Andrew F. Krepinevich
Areas of Expertise
Strategic Assessments & Planning
Dr. Andrew F. Krepinevich, Jr. is President of the Center for Strategic and Budgetary Assessments. He assumed this position in 1993, following a 21-year career in the U.S. Army.
Dr. Krepinevich has served in the Department of Defense’s Office of Net Assessment, and on the personal staff of three secretaries of defense. He has also served as a member of the National Defense Panel, the Defense Science Board Task Force on Joint Experimentation, the Joint Forces Command Advisory Board, and the Defense Policy Board. He currently serves on the Chief of Naval Operations' (CNO's) Advisory Board and on the Army Special Operations Command's Advisory Board. He is a member of the Council on Foreign Relations.
Dr. Krepinevich frequently contributes to print and broadcast media. He has lectured before a wide range of professional and academic audiences, and has served as a consultant on military affairs for many senior government officials, including several secretaries of defense, the CIA’s National Intelligence Council, and all four military services. He has testified frequently before Congress.
In 2009, Dr. Krepinevich released his latest book, 7 Deadly Scenarios: A Military Futurist Explores War in the 21st Century. His other recent works include The Dangers of a Nuclear Iran, The Pentagon’s Wasting Assets, and Strategy in a Time of Austerity, published in Foreign Affairs; and CSBA monographs AirSea Battle: A Point-of-Departure Operational Concept (co-author), Why AirSea Battle? and Cyber Warfare: A ‘Nuclear Option’?. Dr. Krepinevich is a recipient of the 1987 Furniss Award for his book, The Army and Vietnam.

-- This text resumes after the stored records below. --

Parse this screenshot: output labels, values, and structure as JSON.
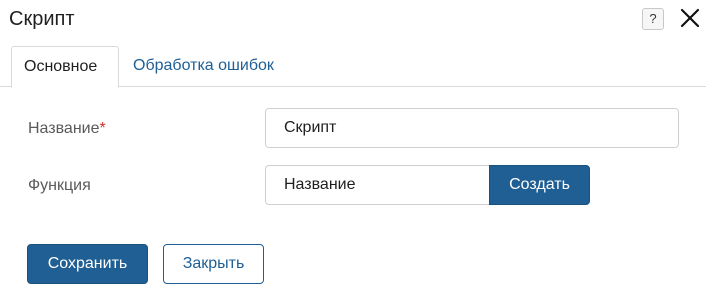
{
  "dialog": {
    "title": "Скрипт",
    "help_glyph": "?",
    "help_icon": "help-icon",
    "close_icon": "close-icon"
  },
  "tabs": [
    {
      "label": "Основное",
      "active": true
    },
    {
      "label": "Обработка ошибок",
      "active": false
    }
  ],
  "form": {
    "name_label": "Название",
    "name_required_mark": "*",
    "name_value": "Скрипт",
    "function_label": "Функция",
    "function_value": "Название",
    "create_button": "Создать"
  },
  "footer": {
    "save_button": "Сохранить",
    "close_button": "Закрыть"
  },
  "colors": {
    "accent": "#1f5f93",
    "link": "#1e5f96",
    "required": "#d0312d"
  }
}
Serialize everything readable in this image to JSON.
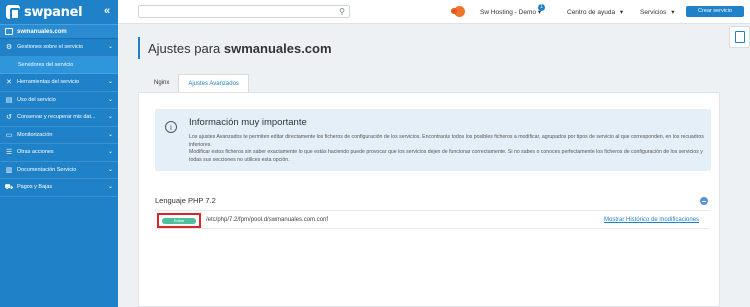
{
  "app": {
    "name": "swpanel",
    "collapse_icon": "«"
  },
  "sidebar": {
    "domain": "swmanuales.com",
    "items": [
      {
        "label": "Gestiones sobre el servicio",
        "chevron": "⌄"
      },
      {
        "label": "Servidores del servicio",
        "chevron": ""
      },
      {
        "label": "Herramientas del servicio",
        "chevron": "⌄"
      },
      {
        "label": "Uso del servicio",
        "chevron": "⌄"
      },
      {
        "label": "Conservar y recuperar mis dat...",
        "chevron": "⌄"
      },
      {
        "label": "Monitorización",
        "chevron": "⌄"
      },
      {
        "label": "Otras acciones",
        "chevron": "⌄"
      },
      {
        "label": "Documentación Servicio",
        "chevron": "⌄"
      },
      {
        "label": "Pagos y Bajas",
        "chevron": "⌄"
      }
    ]
  },
  "topbar": {
    "search_placeholder": "",
    "search_icon": "⚲",
    "account": "Sw Hosting - Demo",
    "account_badge": "1",
    "account_caret": "▾",
    "help": "Centro de ayuda",
    "help_caret": "▾",
    "services": "Servicios",
    "services_caret": "▾",
    "create_service": "Crear servicio"
  },
  "page": {
    "title": "Ajustes para ",
    "title_domain": "swmanuales.com"
  },
  "tabs": [
    {
      "label": "Nginx"
    },
    {
      "label": "Ajustes Avanzados"
    }
  ],
  "info": {
    "icon": "i",
    "title": "Información muy importante",
    "line1": "Los ajustes Avanzados te permiten editar directamente los ficheros de configuración de los servicios. Encontrarás todos los posibles ficheros a modificar, agrupados por tipos de servicio al que corresponden, en los recuadros inferiores.",
    "line2": "Modificar estos ficheros sin saber exactamente lo que estás haciendo puede provocar que los servicios dejen de funcionar correctamente. Si no sabes o conoces perfectamente los ficheros de configuración de los servicios y todas sus secciones no utilices esta opción."
  },
  "php": {
    "title": "Lenguaje PHP 7.2",
    "edit_label": "Editar",
    "path": "/etc/php/7.2/fpm/pool.d/swmanuales.com.conf",
    "history_link": "Mostrar Histórico de modificaciones"
  },
  "colors": {
    "brand": "#1f82c8",
    "edit_button": "#4ec09a",
    "highlight": "#d9262b"
  }
}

A graduate of West Point, Dr. Krepinevich holds an M.P.A. and Ph.D. from Harvard University. He has taught on the faculties of West Point, George Mason University, Johns Hopkins University’s School of Advanced International Studies, and Georgetown University.
This testimony delivered before the Senate Armed Forces Subcommittee on Strategic Forces provides an overview of Israeli and Iranian capabilities and doctrines. It assesses prospective characteristics of a nuclear competition…
In the U.S. military, at least, the “pivot” to Asia has begun. By 2020, the navy and the air force plan to base 60 percent of their forces in the…
Russia’s invasion of Crimea has led many pundits to compare President Barack Obama’s foreign policies with those of President Jimmy Carter. The similarities are difficult to ignore, up to a point….
While the Obama administration has accorded top priority to preserving U.S. security interests in the Western Pacific and Middle East, it can ill afford to overlook worrisome trends in Latin…
While current U.S. policy seeks to prevent Iran from acquiring a nuclear capability, history shows that efforts to prevent nuclear proliferation are not always successful. Thus, prudence dictates that we…